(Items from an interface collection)
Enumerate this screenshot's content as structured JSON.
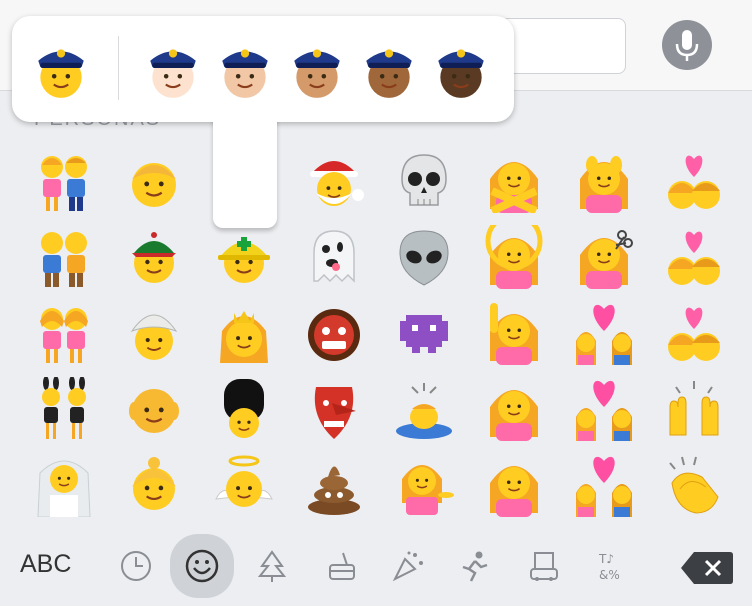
{
  "section": {
    "label": "PERSONAS"
  },
  "keyboard": {
    "abc_label": "ABC",
    "categories": [
      "recent-icon",
      "smileys-icon",
      "nature-icon",
      "food-icon",
      "celebration-icon",
      "activity-icon",
      "travel-icon",
      "symbols-icon"
    ],
    "active_category": "smileys-icon"
  },
  "popup": {
    "title": "policeman skin tone variants",
    "tones": [
      "default",
      "light",
      "medium-light",
      "medium",
      "medium-dark",
      "dark"
    ]
  },
  "emoji_rows": [
    [
      "couple",
      "man-blond",
      "(hidden)",
      "santa",
      "skull",
      "no-gesture-woman",
      "face-massage",
      "kiss-couple"
    ],
    [
      "two-men",
      "man-cap",
      "worker-helmet",
      "ghost",
      "alien",
      "ok-gesture-woman",
      "haircut",
      "kiss-couple-2"
    ],
    [
      "two-women",
      "man-turban",
      "princess",
      "ogre",
      "space-invader",
      "raising-hand",
      "couple-heart",
      "kiss-couple-3"
    ],
    [
      "bunny-girls",
      "old-man",
      "guard",
      "goblin",
      "bowing-man",
      "woman-pout",
      "couple-heart-2",
      "raising-hands"
    ],
    [
      "bride",
      "old-woman",
      "angel",
      "poop",
      "info-desk-woman",
      "frowning-woman",
      "couple-heart-3",
      "clapping-hands"
    ]
  ],
  "colors": {
    "skin_default": "#ffcc22",
    "face_shade": "#f5a623",
    "hat": "#1f3a8a",
    "pink": "#ff6aa8",
    "gray_icon": "#8a8e94"
  }
}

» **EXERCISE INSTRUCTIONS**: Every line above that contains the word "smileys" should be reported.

» **RESPONSE BELOW**:
      "smileys-icon",
    "active_category": "smileys-icon"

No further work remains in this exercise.